Supplied data ▸
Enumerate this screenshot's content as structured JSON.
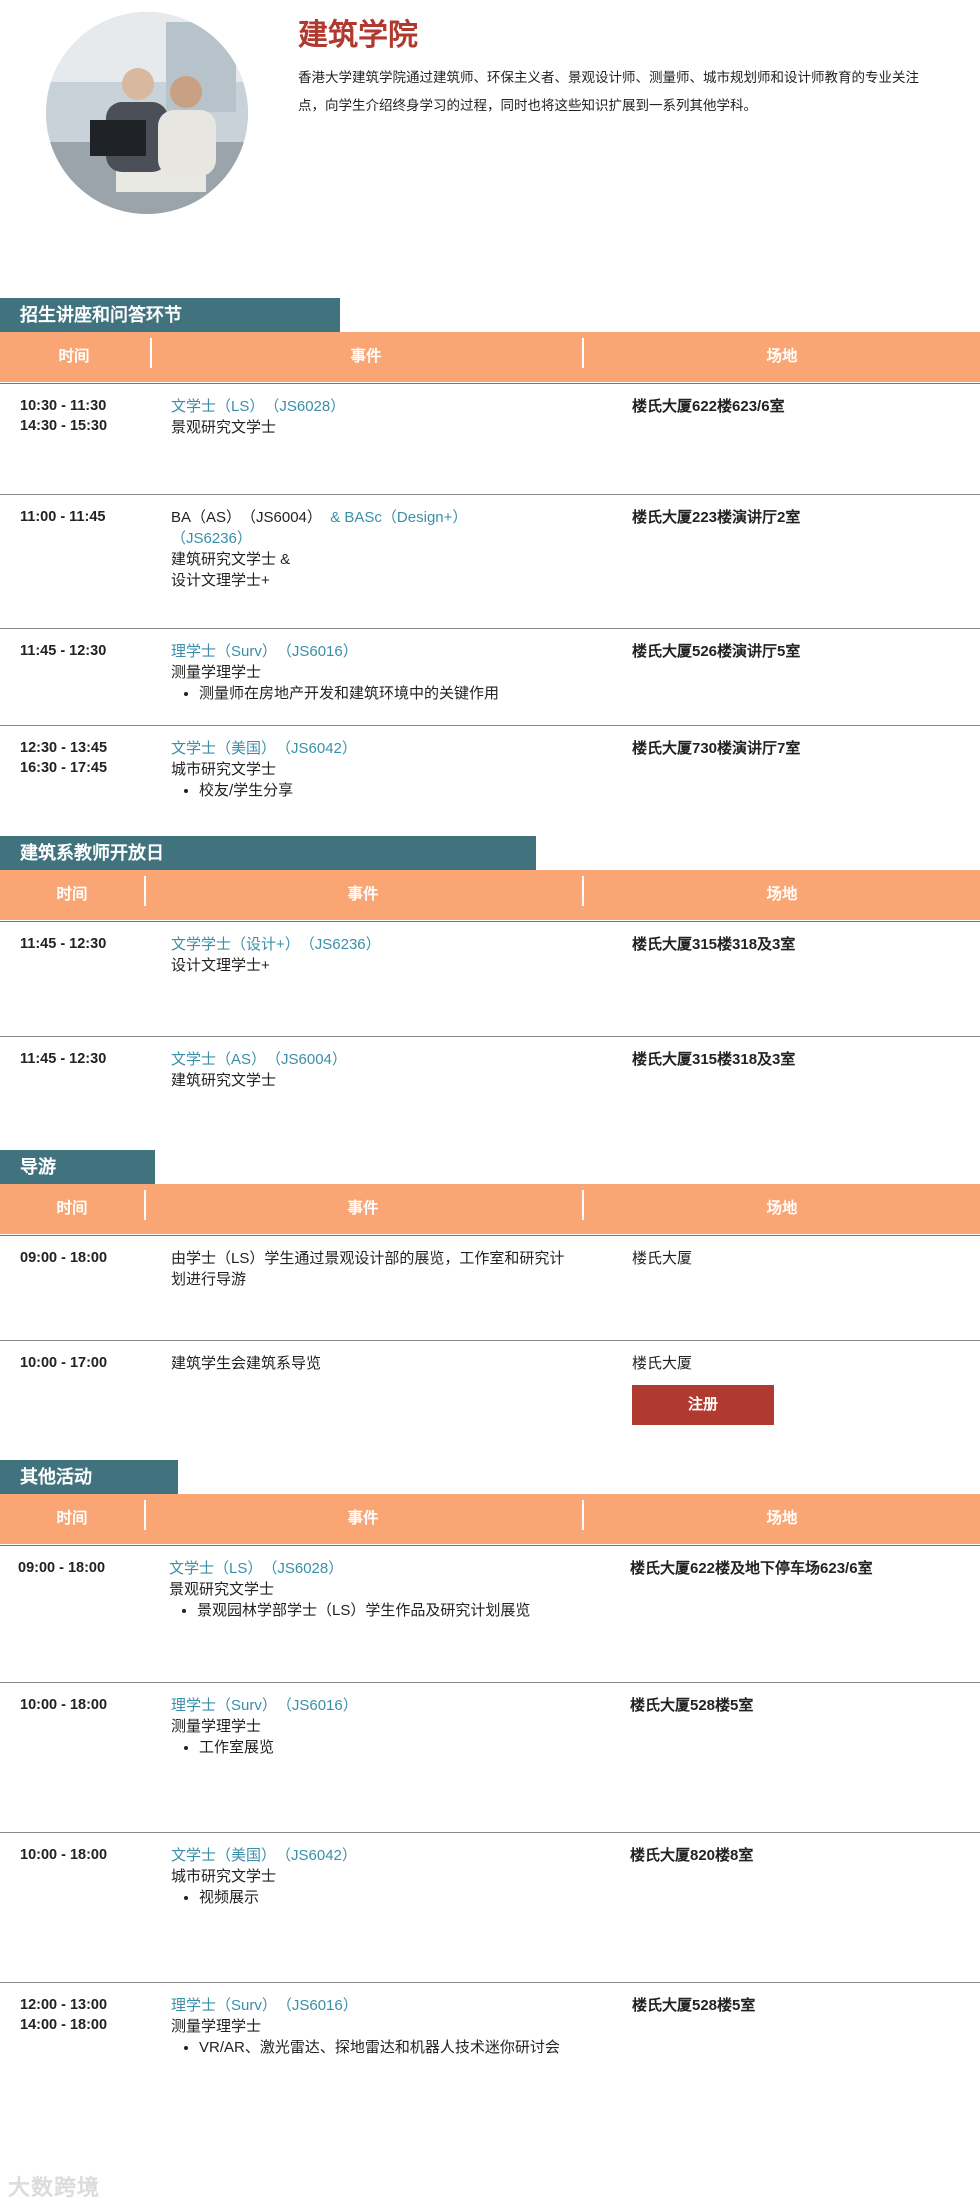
{
  "header": {
    "title": "建筑学院",
    "description": "香港大学建筑学院通过建筑师、环保主义者、景观设计师、测量师、城市规划师和设计师教育的专业关注点，向学生介绍终身学习的过程，同时也将这些知识扩展到一系列其他学科。"
  },
  "columns": {
    "time": "时间",
    "event": "事件",
    "venue": "场地"
  },
  "sections": [
    {
      "title": "招生讲座和问答环节",
      "rows": [
        {
          "time1": "10:30 - 11:30",
          "time2": "14:30 - 15:30",
          "prog": "文学士（LS）　（JS6028）",
          "sub": "景观研究文学士",
          "venue": "楼氏大厦622楼623/6室"
        },
        {
          "time1": "11:00 - 11:45",
          "prog_a": "BA（AS）　（JS6004）",
          "prog_b": "& BASc（Design+）",
          "prog_c": "（JS6236）",
          "sub1": "建筑研究文学士 &",
          "sub2": "设计文理学士+",
          "venue": "楼氏大厦223楼演讲厅2室"
        },
        {
          "time1": "11:45 - 12:30",
          "prog": "理学士（Surv）　（JS6016）",
          "sub": "测量学理学士",
          "bullet": "测量师在房地产开发和建筑环境中的关键作用",
          "venue": "楼氏大厦526楼演讲厅5室"
        },
        {
          "time1": "12:30 - 13:45",
          "time2": "16:30 - 17:45",
          "prog": "文学士（美国）　（JS6042）",
          "sub": "城市研究文学士",
          "bullet": "校友/学生分享",
          "venue": "楼氏大厦730楼演讲厅7室"
        }
      ]
    },
    {
      "title": "建筑系教师开放日",
      "rows": [
        {
          "time1": "11:45 - 12:30",
          "prog": "文学学士（设计+）　（JS6236）",
          "sub": "设计文理学士+",
          "venue": "楼氏大厦315楼318及3室"
        },
        {
          "time1": "11:45 - 12:30",
          "prog": "文学士（AS）　（JS6004）",
          "sub": "建筑研究文学士",
          "venue": "楼氏大厦315楼318及3室"
        }
      ]
    },
    {
      "title": "导游",
      "rows": [
        {
          "time1": "09:00 - 18:00",
          "text": "由学士（LS）学生通过景观设计部的展览，工作室和研究计划进行导游",
          "venue": "楼氏大厦"
        },
        {
          "time1": "10:00 - 17:00",
          "text": "建筑学生会建筑系导览",
          "venue": "楼氏大厦",
          "button": "注册"
        }
      ]
    },
    {
      "title": "其他活动",
      "rows": [
        {
          "time1": "09:00 - 18:00",
          "prog": "文学士（LS）　（JS6028）",
          "sub": "景观研究文学士",
          "bullet": "景观园林学部学士（LS）学生作品及研究计划展览",
          "venue": "楼氏大厦622楼及地下停车场623/6室"
        },
        {
          "time1": "10:00 - 18:00",
          "prog": "理学士（Surv）　（JS6016）",
          "sub": "测量学理学士",
          "bullet": "工作室展览",
          "venue": "楼氏大厦528楼5室"
        },
        {
          "time1": "10:00 - 18:00",
          "prog": "文学士（美国）　（JS6042）",
          "sub": "城市研究文学士",
          "bullet": "视频展示",
          "venue": "楼氏大厦820楼8室"
        },
        {
          "time1": "12:00 - 13:00",
          "time2": "14:00 - 18:00",
          "prog": "理学士（Surv）　（JS6016）",
          "sub": "测量学理学士",
          "bullet": "VR/AR、激光雷达、探地雷达和机器人技术迷你研讨会",
          "venue": "楼氏大厦528楼5室"
        }
      ]
    }
  ],
  "watermark": "大数跨境"
}
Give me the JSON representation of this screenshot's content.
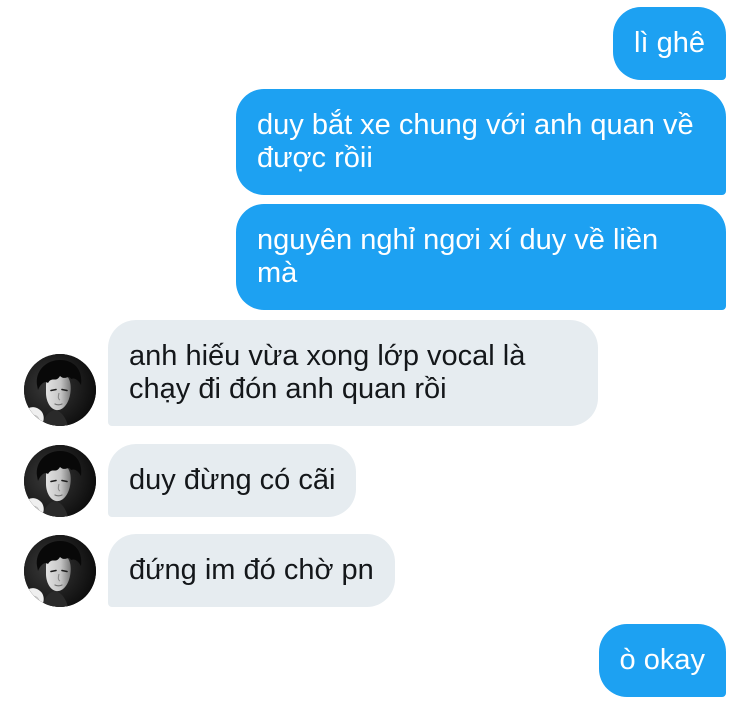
{
  "colors": {
    "background": "#FFFFFF",
    "sent_bubble": "#1DA1F2",
    "sent_text": "#FFFFFF",
    "received_bubble": "#E6ECF0",
    "received_text": "#14171A"
  },
  "messages": [
    {
      "from_me": true,
      "text": "lì ghê"
    },
    {
      "from_me": true,
      "text": "duy bắt xe chung với anh quan về được rồii"
    },
    {
      "from_me": true,
      "text": "nguyên nghỉ ngơi xí duy về liền mà"
    },
    {
      "from_me": false,
      "text": "anh hiếu vừa xong lớp vocal là chạy đi đón anh quan rồi",
      "avatar_icon": "user-photo-avatar"
    },
    {
      "from_me": false,
      "text": "duy đừng có cãi",
      "avatar_icon": "user-photo-avatar"
    },
    {
      "from_me": false,
      "text": "đứng im đó chờ pn",
      "avatar_icon": "user-photo-avatar"
    },
    {
      "from_me": true,
      "text": "ò okay"
    }
  ]
}
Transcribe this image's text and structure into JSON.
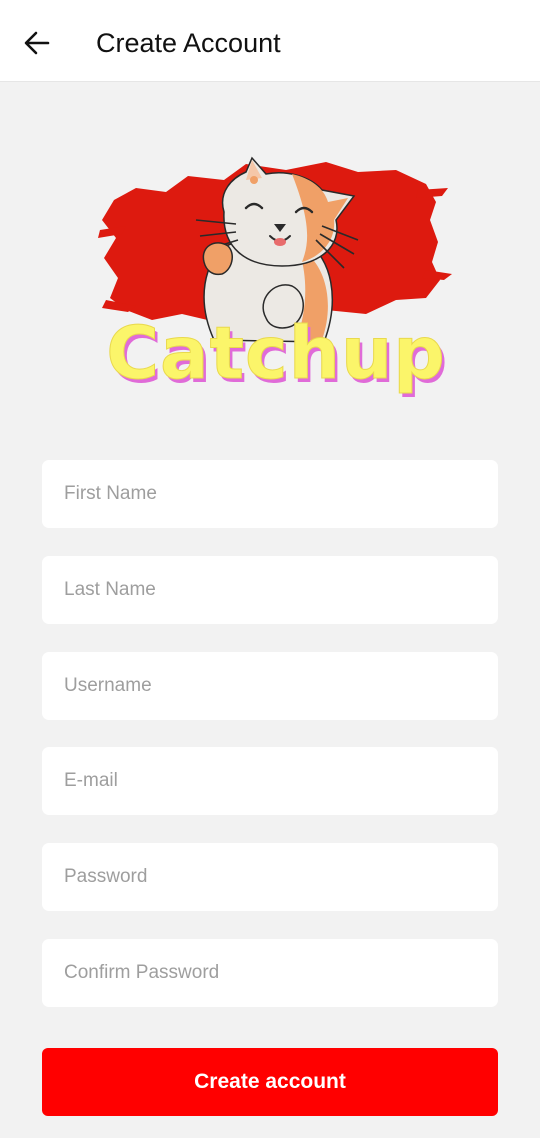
{
  "header": {
    "title": "Create Account",
    "back_icon": "arrow-left-icon"
  },
  "logo": {
    "text": "Catchup",
    "colors": {
      "brush": "#dd1a0f",
      "text": "#fbf56a",
      "text_shadow": "#e06bd8",
      "cat_fur": "#f0a067",
      "cat_light": "#ece9e4"
    }
  },
  "form": {
    "fields": [
      {
        "name": "first-name-field",
        "placeholder": "First Name",
        "value": ""
      },
      {
        "name": "last-name-field",
        "placeholder": "Last Name",
        "value": ""
      },
      {
        "name": "username-field",
        "placeholder": "Username",
        "value": ""
      },
      {
        "name": "email-field",
        "placeholder": "E-mail",
        "value": ""
      },
      {
        "name": "password-field",
        "placeholder": "Password",
        "value": ""
      },
      {
        "name": "confirm-password-field",
        "placeholder": "Confirm Password",
        "value": ""
      }
    ],
    "submit_label": "Create account"
  },
  "colors": {
    "accent": "#ff0000",
    "background": "#f2f2f2",
    "field_background": "#ffffff",
    "placeholder": "#9e9e9e"
  }
}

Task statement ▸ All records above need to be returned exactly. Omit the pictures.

Answer to the exercise ▸
Enumerate this screenshot's content as structured JSON.
{
  "header": {
    "title": "建筑学院",
    "description": "香港大学建筑学院通过建筑师、环保主义者、景观设计师、测量师、城市规划师和设计师教育的专业关注点，向学生介绍终身学习的过程，同时也将这些知识扩展到一系列其他学科。"
  },
  "columns": {
    "time": "时间",
    "event": "事件",
    "venue": "场地"
  },
  "sections": [
    {
      "title": "招生讲座和问答环节",
      "rows": [
        {
          "time1": "10:30 - 11:30",
          "time2": "14:30 - 15:30",
          "prog": "文学士（LS）　（JS6028）",
          "sub": "景观研究文学士",
          "venue": "楼氏大厦622楼623/6室"
        },
        {
          "time1": "11:00 - 11:45",
          "prog_a": "BA（AS）　（JS6004）",
          "prog_b": "& BASc（Design+）",
          "prog_c": "（JS6236）",
          "sub1": "建筑研究文学士 &",
          "sub2": "设计文理学士+",
          "venue": "楼氏大厦223楼演讲厅2室"
        },
        {
          "time1": "11:45 - 12:30",
          "prog": "理学士（Surv）　（JS6016）",
          "sub": "测量学理学士",
          "bullet": "测量师在房地产开发和建筑环境中的关键作用",
          "venue": "楼氏大厦526楼演讲厅5室"
        },
        {
          "time1": "12:30 - 13:45",
          "time2": "16:30 - 17:45",
          "prog": "文学士（美国）　（JS6042）",
          "sub": "城市研究文学士",
          "bullet": "校友/学生分享",
          "venue": "楼氏大厦730楼演讲厅7室"
        }
      ]
    },
    {
      "title": "建筑系教师开放日",
      "rows": [
        {
          "time1": "11:45 - 12:30",
          "prog": "文学学士（设计+）　（JS6236）",
          "sub": "设计文理学士+",
          "venue": "楼氏大厦315楼318及3室"
        },
        {
          "time1": "11:45 - 12:30",
          "prog": "文学士（AS）　（JS6004）",
          "sub": "建筑研究文学士",
          "venue": "楼氏大厦315楼318及3室"
        }
      ]
    },
    {
      "title": "导游",
      "rows": [
        {
          "time1": "09:00 - 18:00",
          "text": "由学士（LS）学生通过景观设计部的展览，工作室和研究计划进行导游",
          "venue": "楼氏大厦"
        },
        {
          "time1": "10:00 - 17:00",
          "text": "建筑学生会建筑系导览",
          "venue": "楼氏大厦",
          "button": "注册"
        }
      ]
    },
    {
      "title": "其他活动",
      "rows": [
        {
          "time1": "09:00 - 18:00",
          "prog": "文学士（LS）　（JS6028）",
          "sub": "景观研究文学士",
          "bullet": "景观园林学部学士（LS）学生作品及研究计划展览",
          "venue": "楼氏大厦622楼及地下停车场623/6室"
        },
        {
          "time1": "10:00 - 18:00",
          "prog": "理学士（Surv）　（JS6016）",
          "sub": "测量学理学士",
          "bullet": "工作室展览",
          "venue": "楼氏大厦528楼5室"
        },
        {
          "time1": "10:00 - 18:00",
          "prog": "文学士（美国）　（JS6042）",
          "sub": "城市研究文学士",
          "bullet": "视频展示",
          "venue": "楼氏大厦820楼8室"
        },
        {
          "time1": "12:00 - 13:00",
          "time2": "14:00 - 18:00",
          "prog": "理学士（Surv）　（JS6016）",
          "sub": "测量学理学士",
          "bullet": "VR/AR、激光雷达、探地雷达和机器人技术迷你研讨会",
          "venue": "楼氏大厦528楼5室"
        }
      ]
    }
  ],
  "watermark": "大数跨境"
}
Give me the JSON representation of this screenshot's content.
{
  "colors": {
    "background": "#FFFFFF",
    "sent_bubble": "#1DA1F2",
    "sent_text": "#FFFFFF",
    "received_bubble": "#E6ECF0",
    "received_text": "#14171A"
  },
  "messages": [
    {
      "from_me": true,
      "text": "lì ghê"
    },
    {
      "from_me": true,
      "text": "duy bắt xe chung với anh quan về được rồii"
    },
    {
      "from_me": true,
      "text": "nguyên nghỉ ngơi xí duy về liền mà"
    },
    {
      "from_me": false,
      "text": "anh hiếu vừa xong lớp vocal là chạy đi đón anh quan rồi",
      "avatar_icon": "user-photo-avatar"
    },
    {
      "from_me": false,
      "text": "duy đừng có cãi",
      "avatar_icon": "user-photo-avatar"
    },
    {
      "from_me": false,
      "text": "đứng im đó chờ pn",
      "avatar_icon": "user-photo-avatar"
    },
    {
      "from_me": true,
      "text": "ò okay"
    }
  ]
}
Transcribe this image's text and structure into JSON.
{
  "header": {
    "title": "Create Account",
    "back_icon": "arrow-left-icon"
  },
  "logo": {
    "text": "Catchup",
    "colors": {
      "brush": "#dd1a0f",
      "text": "#fbf56a",
      "text_shadow": "#e06bd8",
      "cat_fur": "#f0a067",
      "cat_light": "#ece9e4"
    }
  },
  "form": {
    "fields": [
      {
        "name": "first-name-field",
        "placeholder": "First Name",
        "value": ""
      },
      {
        "name": "last-name-field",
        "placeholder": "Last Name",
        "value": ""
      },
      {
        "name": "username-field",
        "placeholder": "Username",
        "value": ""
      },
      {
        "name": "email-field",
        "placeholder": "E-mail",
        "value": ""
      },
      {
        "name": "password-field",
        "placeholder": "Password",
        "value": ""
      },
      {
        "name": "confirm-password-field",
        "placeholder": "Confirm Password",
        "value": ""
      }
    ],
    "submit_label": "Create account"
  },
  "colors": {
    "accent": "#ff0000",
    "background": "#f2f2f2",
    "field_background": "#ffffff",
    "placeholder": "#9e9e9e"
  }
}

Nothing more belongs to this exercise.